* [Your assignment] Look through the records below, and whenever a line contains "title", copy it.

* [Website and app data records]
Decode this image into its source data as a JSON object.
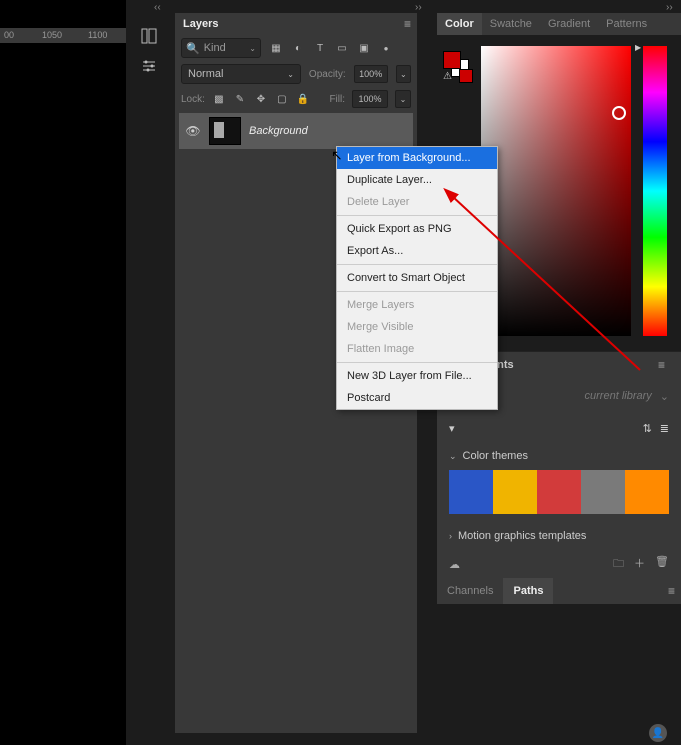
{
  "ruler": {
    "t1": "00",
    "t2": "1050",
    "t3": "1100"
  },
  "layers_panel": {
    "title": "Layers",
    "kind_label": "Kind",
    "blend_mode": "Normal",
    "opacity_label": "Opacity:",
    "opacity_value": "100%",
    "lock_label": "Lock:",
    "fill_label": "Fill:",
    "fill_value": "100%",
    "layer_name": "Background"
  },
  "context_menu": {
    "items": [
      {
        "label": "Layer from Background...",
        "state": "selected"
      },
      {
        "label": "Duplicate Layer...",
        "state": "normal"
      },
      {
        "label": "Delete Layer",
        "state": "disabled"
      },
      {
        "sep": true
      },
      {
        "label": "Quick Export as PNG",
        "state": "normal"
      },
      {
        "label": "Export As...",
        "state": "normal"
      },
      {
        "sep": true
      },
      {
        "label": "Convert to Smart Object",
        "state": "normal"
      },
      {
        "sep": true
      },
      {
        "label": "Merge Layers",
        "state": "disabled"
      },
      {
        "label": "Merge Visible",
        "state": "disabled"
      },
      {
        "label": "Flatten Image",
        "state": "disabled"
      },
      {
        "sep": true
      },
      {
        "label": "New 3D Layer from File...",
        "state": "normal"
      },
      {
        "label": "Postcard",
        "state": "normal"
      }
    ]
  },
  "color_panel": {
    "tabs": {
      "color": "Color",
      "swatches": "Swatche",
      "gradient": "Gradient",
      "patterns": "Patterns"
    }
  },
  "adjustments": {
    "title": "Adjustments"
  },
  "libraries": {
    "placeholder": "current library"
  },
  "themes": {
    "title": "Color themes",
    "colors": [
      "#2a56c6",
      "#f0b400",
      "#d23b3b",
      "#7a7a7a",
      "#ff8a00"
    ]
  },
  "motion": {
    "title": "Motion graphics templates"
  },
  "bottom_tabs": {
    "channels": "Channels",
    "paths": "Paths"
  },
  "chart_data": null
}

* [Result for this task]
    "title": "Layers",
    "title": "Adjustments"
    "title": "Color themes",
    "title": "Motion graphics templates"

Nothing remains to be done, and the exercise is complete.